The other issue is that many players don’t fully mature physically until they’re 24 or later. Starlin Castro, for example, got in five seasons before he turned 25 and had only 51 career homers. Last year he hit 21 and has 12 so far this season because he’s bigger, stronger and smarter.
Two More Possibilities
It takes a special talent to have the raw power to hit homers at an early age like Harper, Machado and the rest so reaching 100 before age 25 will continue to be a rarity. Currently only two players are in a position to make a run at that number – Rougned Odor, who currently has 78 and won’t turn 25 until after the 2018 season, and Carlos Correa, who has 62 and won’t reach 25 until Sept. 22, 2019.

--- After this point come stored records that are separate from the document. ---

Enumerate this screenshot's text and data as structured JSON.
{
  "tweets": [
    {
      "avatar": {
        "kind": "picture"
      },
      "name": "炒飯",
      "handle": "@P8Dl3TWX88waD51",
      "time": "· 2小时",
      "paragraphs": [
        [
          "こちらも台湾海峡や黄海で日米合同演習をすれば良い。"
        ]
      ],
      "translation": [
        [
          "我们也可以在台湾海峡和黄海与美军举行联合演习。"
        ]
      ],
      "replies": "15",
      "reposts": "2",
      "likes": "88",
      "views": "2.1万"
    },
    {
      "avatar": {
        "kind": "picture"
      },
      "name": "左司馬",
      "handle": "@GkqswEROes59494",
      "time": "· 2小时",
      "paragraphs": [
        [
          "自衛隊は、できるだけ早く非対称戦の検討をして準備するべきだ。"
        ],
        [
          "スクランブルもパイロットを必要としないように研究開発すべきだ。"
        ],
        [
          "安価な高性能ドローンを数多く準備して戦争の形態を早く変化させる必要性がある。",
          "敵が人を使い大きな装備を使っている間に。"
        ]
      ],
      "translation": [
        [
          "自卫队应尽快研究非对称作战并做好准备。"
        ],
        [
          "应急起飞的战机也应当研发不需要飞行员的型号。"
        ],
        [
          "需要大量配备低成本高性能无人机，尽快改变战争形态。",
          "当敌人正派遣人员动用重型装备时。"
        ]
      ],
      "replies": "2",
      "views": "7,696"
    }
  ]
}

GaryKauffman (author) from North Augusta, South Carolina on May 22, 2017:
Schwarber has a chance to be a great player but no chance of reaching 100 homers before he turns 25 next March. He would have to hit 84 homers this year to reach that mark. Joey Gallo has a chance since he doesn't turn 25 until after the 2018 season. But he has to average 47 homers per season for each of the next two years to do it - a stretch but possible with his power if he can make contact a little more frequently. Wesman Todd Shaw, it looks like you live in a great town if you could just add one more "f" to the name!
Matthew DeWitte from Madison, Wisconsin on May 20, 2017:
Awesome article, one player I think that has a chance at the record would be Kyle Schwarber. He has the power like the Babe himself. I enjoy your articles!
Wesman Todd Shaw from Kaufman, Texas on May 19, 2017:
Great article, and I'm pleased whenever I see other folks who love baseball like I do.
Joey Gallo could hit 50 this year at age 23. He's the real deal, and I don't think we care any more if he only hits .200 in a season.
I'm rooting for Gallo to best Judge this year. I'm a Texan.
I don't guess I'd thought about Bob Horner since 1986. Was pleased to be reminded about him.